Yet another masterpiece from Chira Silpakanok, the Indra Regent Hotel was one of Bangkok’s most important landmarks in the ’70s. After many delays in the construction process, the hotel finally opened its doors in late 1971 in bustling shopping district Pratunam. The 500-room hotel is built up to the fourth floor in the form of a parallelogram, while the fifth to the 17th floors shoot up in a cubicle structure showcasing a unique, modernist facade. Meanwhile, the interior and inside-facilities are equally impressive: a majestic lobby, complete with marble floors and pillars from Italy; a chandelier made up of more than 2,800 bulbs hanging from the ceiling of the mezzanine; a first-floor shopping center; a 910-seat performance theater; and a cocktail lounge overlooking the garden. Though Indra’s glitz and glamor have disappeared over time, for architecture buffs, it remains an urban gem.
120/126 Ratchaprarop Rd. BTS Phayathai
Customs House (Rong Phasi Roi Chak Sam)
This 130-year-old landmark on the banks of the Chao Phraya was built in 1888 as part of King Rama V’s modernization of Siam. It was designed by Italian architect Joachim Grassi in the neo-Palladian style and considered one of the most advanced examples of Western architecture in its time. In addition to serving as a customs office that collected taxes on inbound and outbound cargo, the building served as a venue for parties attended by members of the royal family and their distinguished foreign guests. The building was also part of celebrations held when H.M. King Chulalongkorn returned to Bangkok after his first visit to Europe. In 1959, the Customs House was repurposed into the Bang Rak Fire Station. Currently, the building is closed and remains in a state of disrepair. It was announced in late 2019, however, that the Treasury Department had teamed up with U City Public Company Limited to begin restoration of the landmark, aiming to turn it into a luxury riverside hotel to open in 2025.
37 Charoenkrung Rd. Oriental Pier
Grand Postal Building
Walking around the spacious terrace of the Grand Postal Building will give you major European communist vibes, thanks to its brutalist architecture. Think exposed bricks, a subdued monochrome palette and imposing Garuda sculptures. Opened in 1940 on the former site of the British Embassy, the building was designed by architects Phrasarot Ratnanimman and Jitrasen Aphaiwong in a mixture of Art Deco and International Style architecture, a major movement that emerged in the 1920s and 1930s. Today, the building functions as a post office and is also home to the Thailand Creative and Design Center (TCDC). It’s also a popular backdrop for pre-graduation and Instagram photoshoots. While you’re there, be sure to head up to the free-access rooftop space on the 5th floor to take some cool snaps of Charoenkrung from above.

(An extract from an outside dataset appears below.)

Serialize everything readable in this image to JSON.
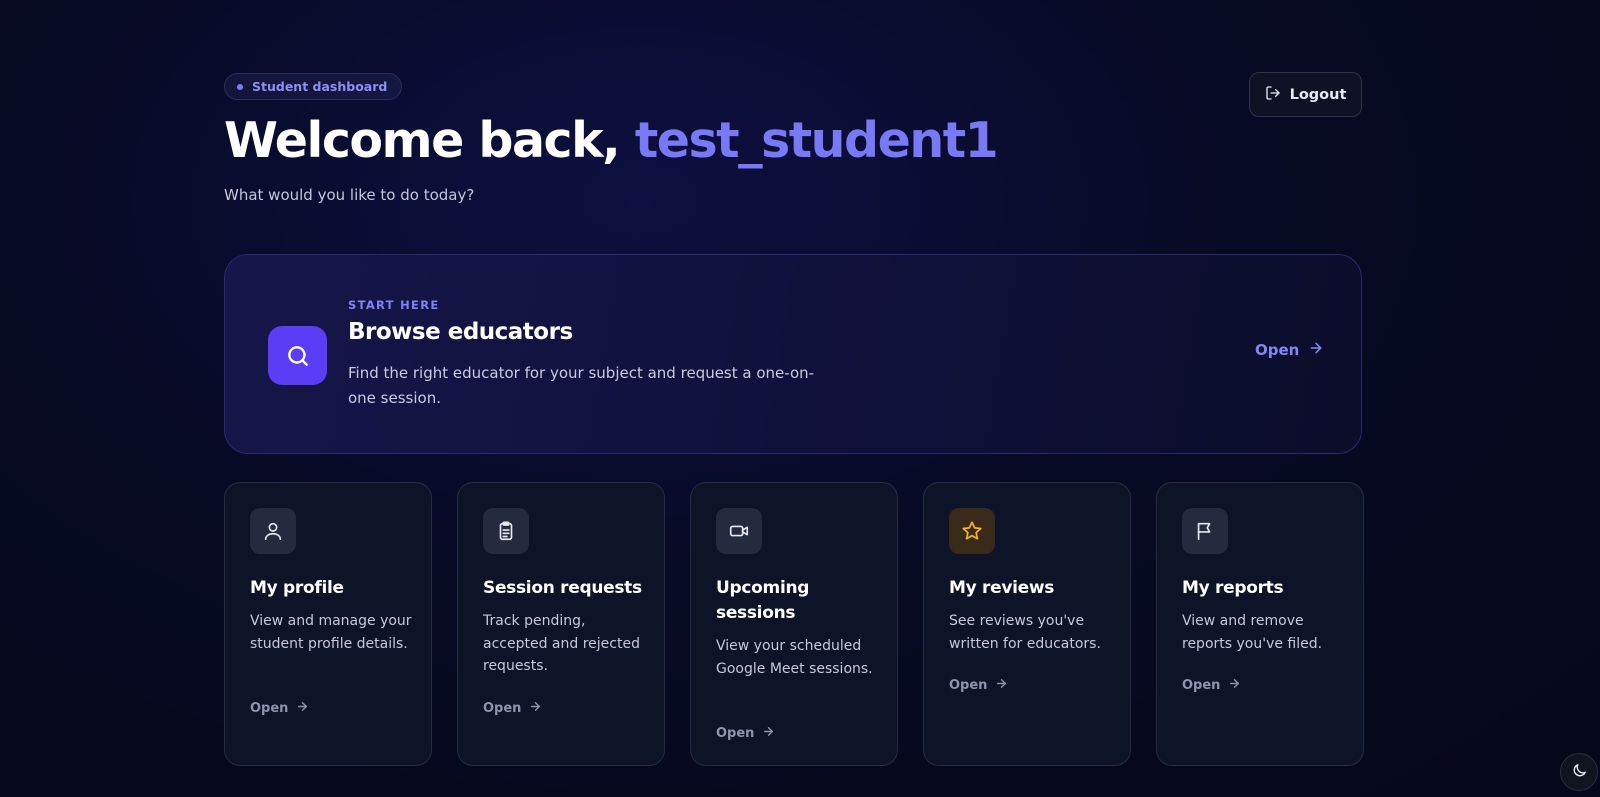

1160 Charoenkrung Rd. Si Phraya Pier
Neighborhood: Wang Burapha-Phahurat
If Siam Square is a melting pot for Bangkok teenagers today, then in the 1960s it was the Nightingale-Olympic. Founded in 1930 by Nat Niyomvanich, it was Thailand’s first department store and, somewhat surprisingly, it’s still in business. Its gloomy, time-worn façade hardly draws crowds now, but judging by its striking brutalist exterior, it must have been ahead of its time in contrast to the shophouses in the neighborhood. With its “Hub of Sporting Goods, King of Musical Instruments, Queen of Cosmetics” slogan, Nightingale was the center of shopping. In its heyday, you would find stationery, clothes, cosmetics, lingerie, sports equipment and musical instruments, many of which were imported from America and Europe, as well as a beauty salon dedicated to the Merle Norman brand. Today, the multi-story, non-air conditioned mall is run by Aroon Niyomvanich, Nat’s younger sister, and is seemingly stuck in a time warp, displaying retro-kitsch products and time-worn mannequins that are a little creepy, to say the least.
70 Tri Phet Rd. MRT Sam Yot